Sen. Brian Schatz (D-Hawaii) has defeated Rep. Colleen Hanabusa (D-Hawaii) in the bitter Hawaii Senate primary, nearly a week after voting first began.
Schatz's lead grew to 1,769 votes following added results from two precincts that had to delay their elections until Friday because of damage from Hurricane Iselle.
With all votes in, the Associated Press called the race for Schatz, who won 1,597 votes in results announced Friday while Hanabusa got 1,463.
Schatz told supporters it had been an "extraordinary week for all of us" following the results, according to the Honolulu Civil Beat.
Hanabusa told the Civil Beat that she hasn't decided about whether or not to pursue a legal challenge.
“People, they’re not letting this go,” Hanabusa said in Puna. “And every single one has used the word ‘disenfranchised.’”
Even after the damaged precints cast their votes Friday, there was another added wrinkle in what's been an unusual election process. Just before polls closed, Hawaii officials announced they'd found 800 uncounted Maui ballots from last Saturday's primary, leading to complaints from both Hanabusa and Schatz.
Hanabusa said she was "stunned" by the misplaced votes, while Schatz called the error "outrageous."
Based on those irregularities, Hanabusa could choose to ask for a recount or take other legal action protesting how the election was run. But for now, Schatz is the winner of the hard-fought primary.
A judge ordered on Thursday that in-person voting would take place in the two precincts as planned on Friday, rebuffing protestations and a failed legal challenge from Hanabusa's campaign to delay voting because the storm-ravaged areas hadn't recovered enough to go to the polls. Parts of Puna, the affected area, still don't have power and running water more than a week after the storm hit.
With Schatz's victory, all incumbent senators facing primary challenges have now survived, marking the first time since 2008 a sitting senator hasn't lost in a primary. While most targeted senators have been Republicans under fire from the Tea Party, Schatz's vulnerabilities stemmed from the way he came into office and the state's racial divisions.
Schatz was appointed to the seat after the death of Sen. Daniel Inouye (D-Hawaii), a local hero who had asked on his deathbed that Hanabusa replace him.
But Hawaii Gov. Neil Abercrombie (D) decided to go with Schatz, then his lieutenant governor, instead. Abercrombie was defeated by over 35 points in his own primary last week by state Sen. Dan Ige (D). Still, as Abercrombie’s popularity plummeted, Schatz was able to create some separation from the less-than-beloved governor.

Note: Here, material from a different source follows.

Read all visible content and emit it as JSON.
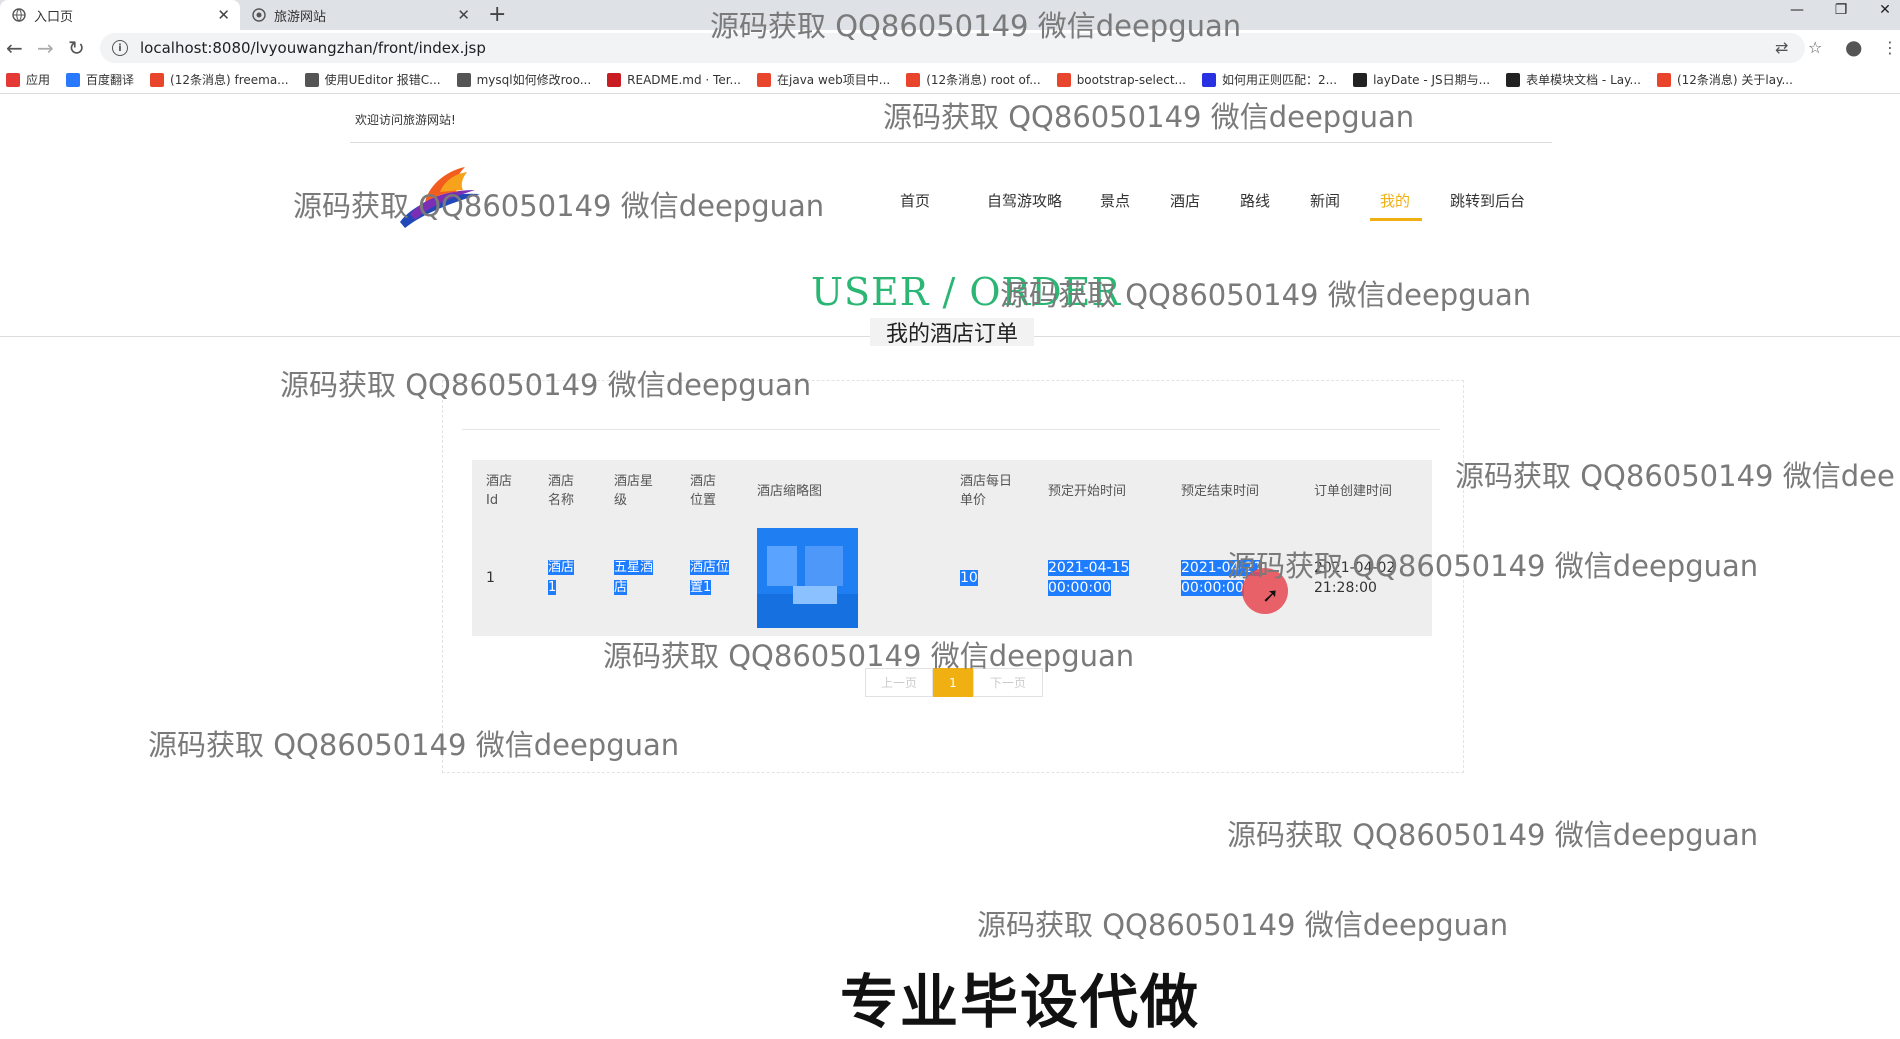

Schatz outraised and outspent Hanabusa by a wide comfortable margin. While EMILY’s List spent a half-million dollars on the congresswoman’s behalf, Schatz received support from liberal groups like the League of Conservation Voters and the Progressive Change Campaign Committee, which has also worked to help Schatz this past week.
The incumbent has also trumpeted an endorsement from favorite son President Obama, helping to boost his name identification following his appointment. Hanabusa had the backing of Inouye's widow and family.
This post was updated at 3:02 a.m.